This is the cozy, nurturing environment in which creation has thrived since the dawn of time. Read your Bible, people. Pretty much the first thing God does is make himself an audience. Why waste all those nebulae and double rainbows on an empty universe?
We’re just not built for the Void. That’s one of the reasons people still sign with traditional publishers, even when it isn’t necessarily the right choice for their book. They fear the Void. They know that with the traditional process they have an agent and then an editor and publisher and publicist and so on. Someone is listening. Someone cares whether the book gets written or not. It seems trivial—what difference do a handful of interested people make when you’re aiming for thousands or more?—but deep down in our guts it can be pivotal to our creative process.
So what do you do if you’re well and truly in the Void? Whatever you do, don’t just write. Don’t just record a Skype call with somebody and call it a podcast. Speaking Into the Void doesn’t just sap your strength, it’s damaging. Your Muse will desert you.
If your kid had a lemonade stand, would you just send her out there with a pitcher and a folding table? No, you’d get out there yourself and drum up some customers, even if it meant knocking on a neighbor’s door and palming them a dollar. Your inner writer deserves better than an empty sidewalk.
When I started my newsletter, I wrote personal emails to my professional contacts asking if they’d be interested in reading what I’d be writing on a weekly basis. From that very first newsletter, I knew I had an audience. Small, sure, but they were smart, discerning publishing pros—knowing they were there in front of the hearth made a profound difference as I zeroed in on my voice.
Choose an audience, even if it’s only your spouse, or a professional colleague. I’m not talking “beta readers.” I’m talking reader readers. If the people you ask aren’t that interested, don’t hold it against them. Just find someone else who is. You need one or more people who actually light up at the thought of hearing what you have to say. Then, when you sit down to work, think of what you make as a letter from you to them.

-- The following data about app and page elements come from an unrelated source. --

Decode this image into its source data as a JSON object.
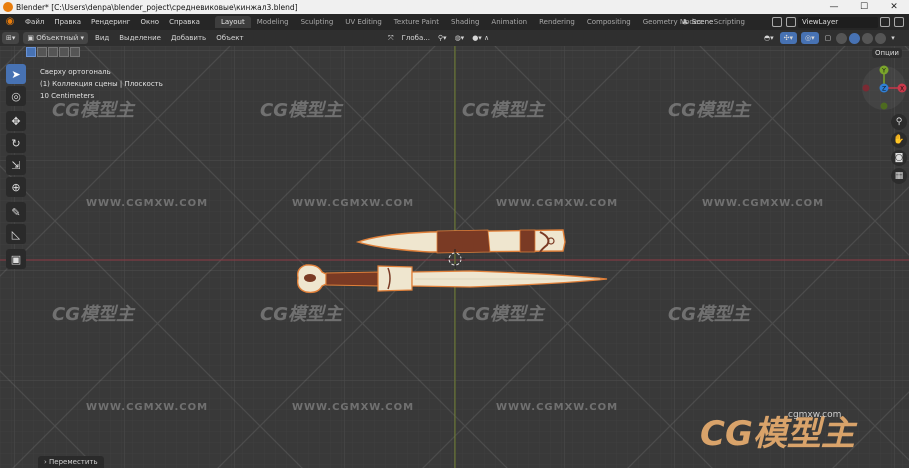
{
  "window": {
    "title": "Blender* [C:\\Users\\denpa\\blender_poject\\средневиковые\\кинжал3.blend]",
    "controls": [
      "—",
      "☐",
      "✕"
    ]
  },
  "topbar": {
    "menus": [
      "Файл",
      "Правка",
      "Рендеринг",
      "Окно",
      "Справка"
    ],
    "workspaces": [
      "Layout",
      "Modeling",
      "Sculpting",
      "UV Editing",
      "Texture Paint",
      "Shading",
      "Animation",
      "Rendering",
      "Compositing",
      "Geometry Nodes",
      "Scripting"
    ],
    "active_workspace": "Layout",
    "scene": "Scene",
    "view_layer": "ViewLayer"
  },
  "viewport_header": {
    "mode": "Объектный",
    "menus": [
      "Вид",
      "Выделение",
      "Добавить",
      "Объект"
    ],
    "transform_orientation": "Глоба...",
    "options_label": "Опции"
  },
  "overlay": {
    "view_name": "Сверху ортогональ",
    "collection": "(1) Коллекция сцены | Плоскость",
    "scale": "10 Centimeters"
  },
  "toolbar": {
    "tools": [
      {
        "name": "select-box",
        "icon": "cursor-icon",
        "active": true
      },
      {
        "name": "cursor",
        "icon": "3d-cursor-icon",
        "active": false
      },
      {
        "name": "move",
        "icon": "move-icon",
        "active": false
      },
      {
        "name": "rotate",
        "icon": "rotate-icon",
        "active": false
      },
      {
        "name": "scale",
        "icon": "scale-icon",
        "active": false
      },
      {
        "name": "transform",
        "icon": "transform-icon",
        "active": false
      },
      {
        "name": "annotate",
        "icon": "annotate-icon",
        "active": false
      },
      {
        "name": "measure",
        "icon": "measure-icon",
        "active": false
      },
      {
        "name": "add-cube",
        "icon": "add-cube-icon",
        "active": false
      }
    ]
  },
  "gizmo": {
    "axes": [
      "Y",
      "X",
      "Z"
    ]
  },
  "status": {
    "operation": "Переместить"
  },
  "watermarks": {
    "logo": "CG模型主",
    "url": "WWW.CGMXW.COM",
    "site": "cgmxw.com"
  },
  "colors": {
    "accent": "#4772b3",
    "blender_orange": "#e87d0d",
    "axis_x": "#c8384a",
    "axis_y": "#7ba52b",
    "axis_z": "#2f7fd6",
    "blade": "#efe6cf",
    "leather": "#7a3a24"
  }
}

Pretty much everything I do creatively is an attempt to get back to the warm feeling of staging those college plays and shooting those absurd videos.
Our Muse goes where it’s warm.